Member #

29254

Ham Callsign
KN6MRJ
Program 146.520 (national calling frequency) and 146.460 (Official OB frequency) to VFO A and program the FRS frequencies in VFO B. Chirp makes this easy, and you can use chirp to automatically download repeaters in the area you are traversing through.

Although I would classify the UV5R as my last resort radio after all else has failed... to include smoke signals.

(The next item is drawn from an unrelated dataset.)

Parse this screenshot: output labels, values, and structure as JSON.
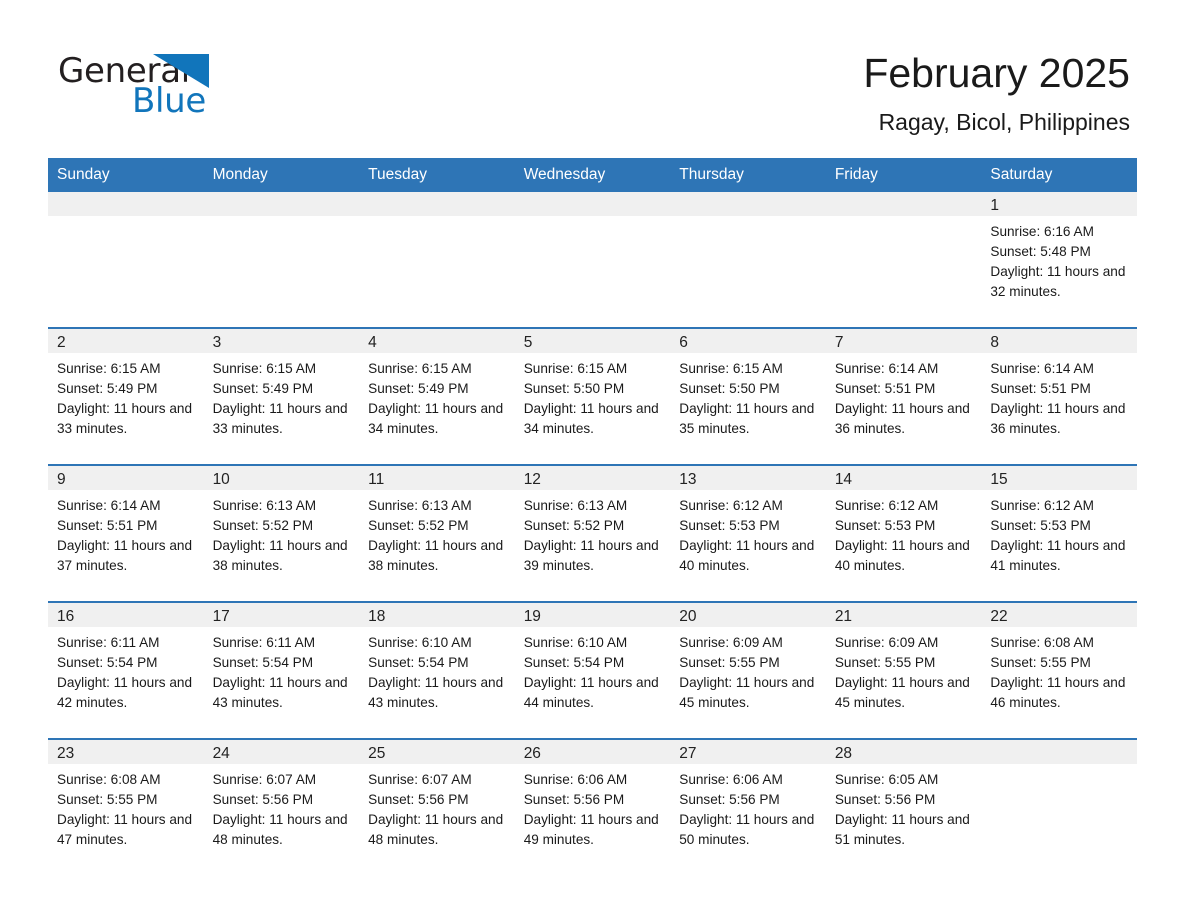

Yes they are cheap, yes they work for close proximity, but when you are actually out in the woods the 5 watts really limits its distance without getting a good mobile antenna.

I would look into getting a decent radio from one of the big 3 (Yaesu, Icom, Kenwood) if you are wanting to rely on it for emergency use...I found that in some spots 25 watts wasn’t enough to get an SOS out so I have a 110w radio set on Northwest ARES frequencies as well as APRS and have a directional antenna that I can use in case I’m ever in that situation again.
Thank you Mike